According to FAO statistics, the total number of commercial fishermen and fish farmers is estimated to be 38 million. Fisheries and aquaculture provide direct and indirect employment to over 500 million people in developing countries. In 2005, the worldwide per capita consumption of fish captured from wild fisheries was 14.4 kilograms, with an additional 7.4 kilograms harvested from fish farms. In addition to providing food, modern fishing is also a recreational pastime.
Fishing is an ancient practice that dates back to at least the beginning of the Paleolithic period about 40,000 years ago. Isotopic analysis of the skeletal remains of Tianyuan man, a 40,000-year-old modern human from eastern Asia, has shown that he regularly consumed freshwater fish.Archaeology features such as shell middens, discarded fish bones, and cave paintings show that sea foods were important for survival and consumed in significant quantities.
Tossing Seeds (Singles 89–91) is an album by Superchunk compiling a number of their earliest 7" singles and EPs. It was released by Merge Records in 1991.
All tracks on Tossing Seeds were recorded at Duck Kee Studios, except for "Seed Toss", which was recorded at the Chicago Recording Company.
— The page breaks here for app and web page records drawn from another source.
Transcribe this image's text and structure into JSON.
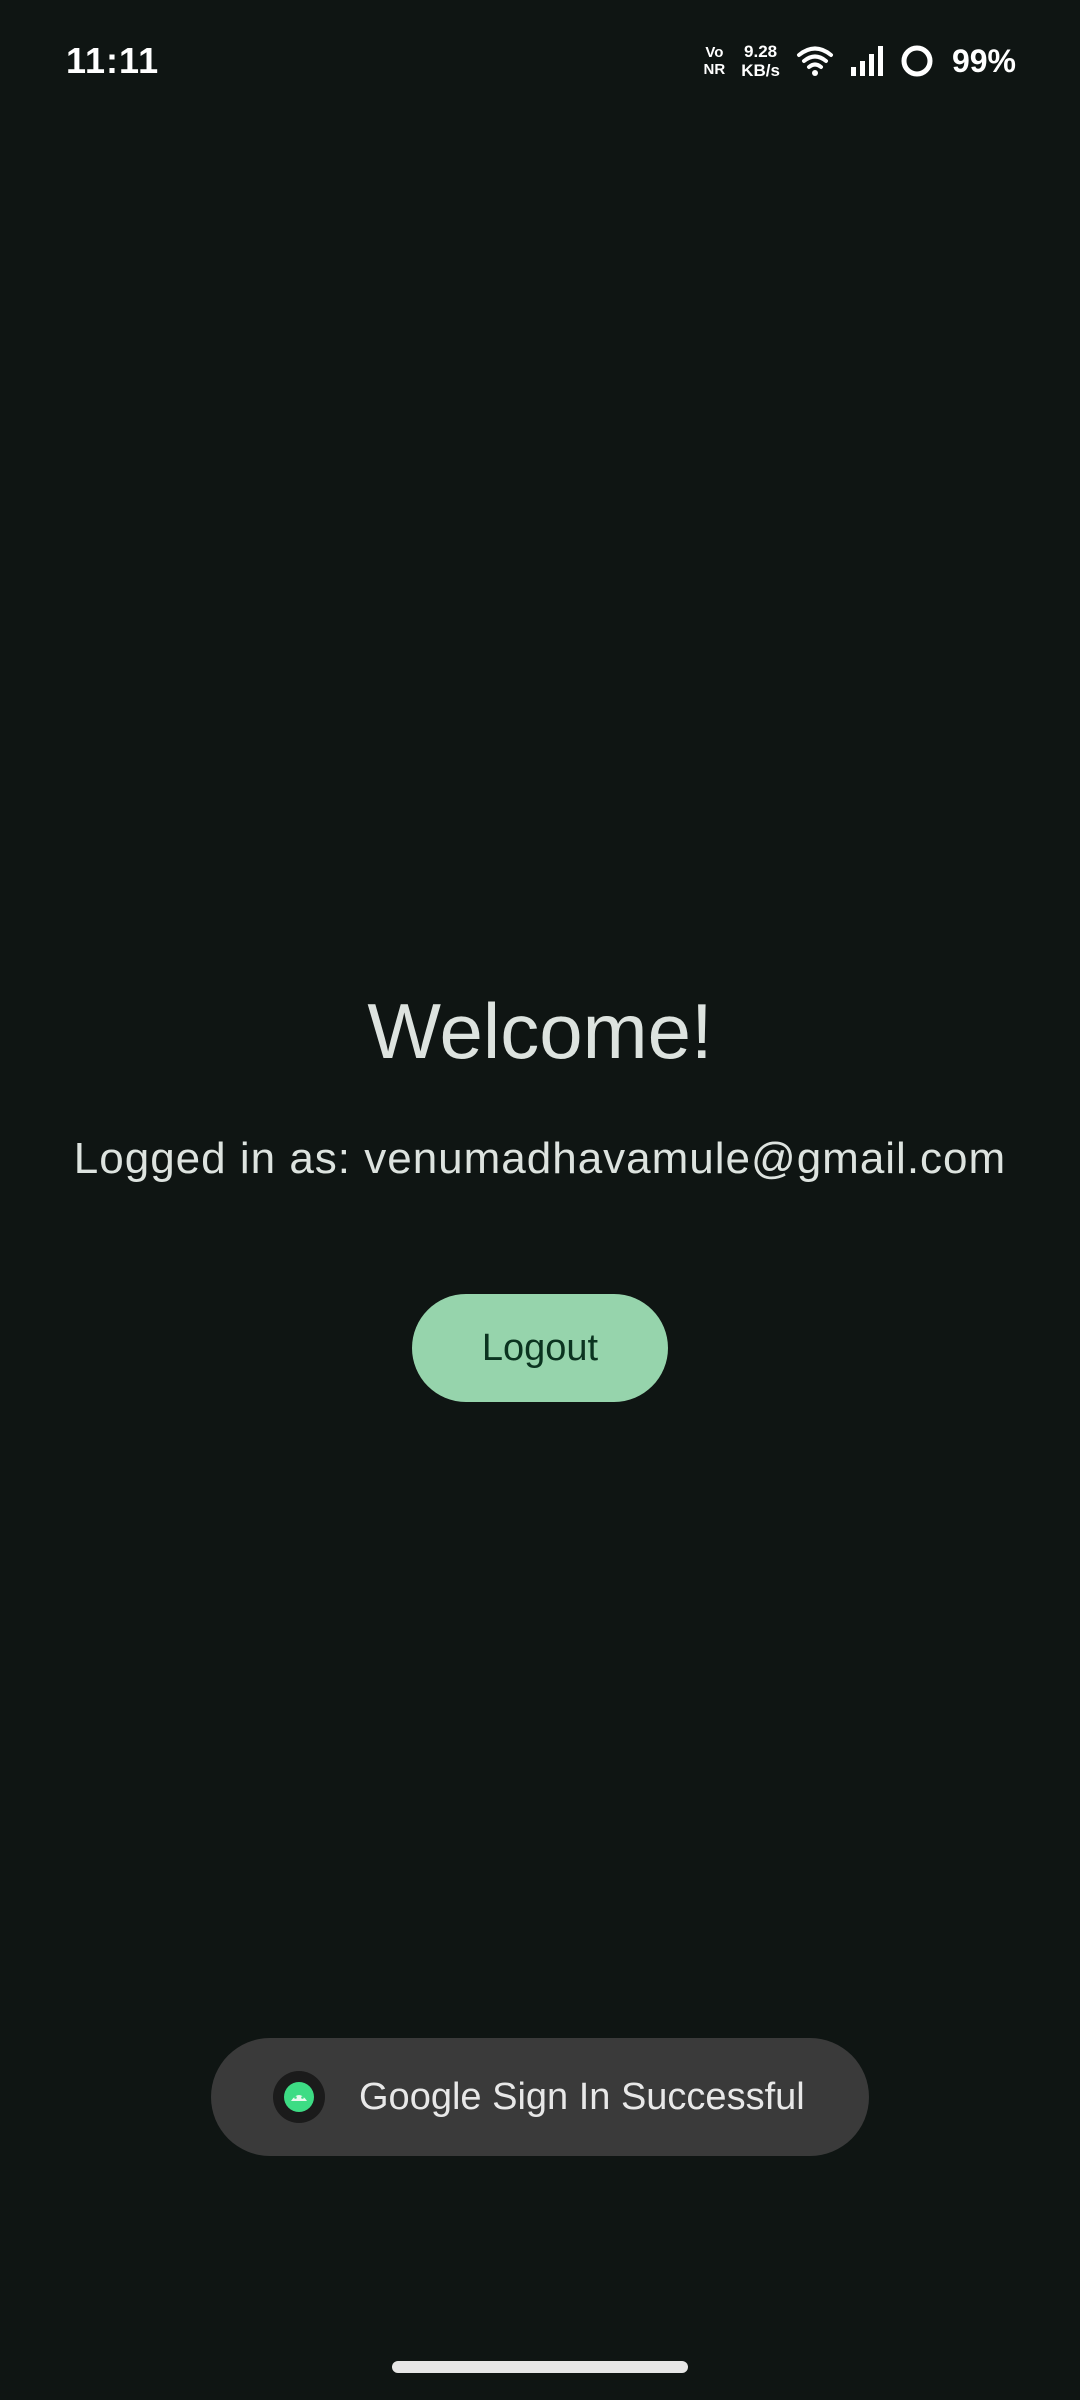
{
  "status_bar": {
    "time": "11:11",
    "volte_top": "Vo",
    "volte_bottom": "NR",
    "net_speed_value": "9.28",
    "net_speed_unit": "KB/s",
    "battery_percent": "99%",
    "icons": [
      "wifi-icon",
      "signal-icon",
      "battery-ring-icon"
    ]
  },
  "main": {
    "title": "Welcome!",
    "logged_in_text": "Logged in as: venumadhavamule@gmail.com",
    "logout_label": "Logout"
  },
  "toast": {
    "icon": "android-app-icon",
    "message": "Google Sign In Successful"
  },
  "colors": {
    "background": "#0f1513",
    "button": "#96d4ac",
    "button_text": "#0b3320",
    "toast_bg": "#3a3a3a"
  }
}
Four of the tracks on this album are covers: "Train from Kansas City", a Shangri-Las song; "Night Creatures"; and "It's So Hard to Fall in Love" and "Brand New Love", which were originally recorded by Sebadoh.
"Slack Motherfucker" was named the 19th best single of the 1990s by Spin magazine. It was later covered by fIREHOSE on the Live Totem Pole EP.
Offshore (1979) is a novel by Penelope Fitzgerald. It won the Booker Prize for that year. It recalls her time spent on boats on the Thames in Battersea. The novel explores the liminality of people who do not belong to the land or the sea, but are somewhere in between. The epigraph, "che mena il vento, e che batte la pioggia, e che s'incontran con si aspre lingue" ("whom the wind drives, or whom the rain beats, or those who clash with such bitter tongues") comes from Canto XI of Dante's Inferno.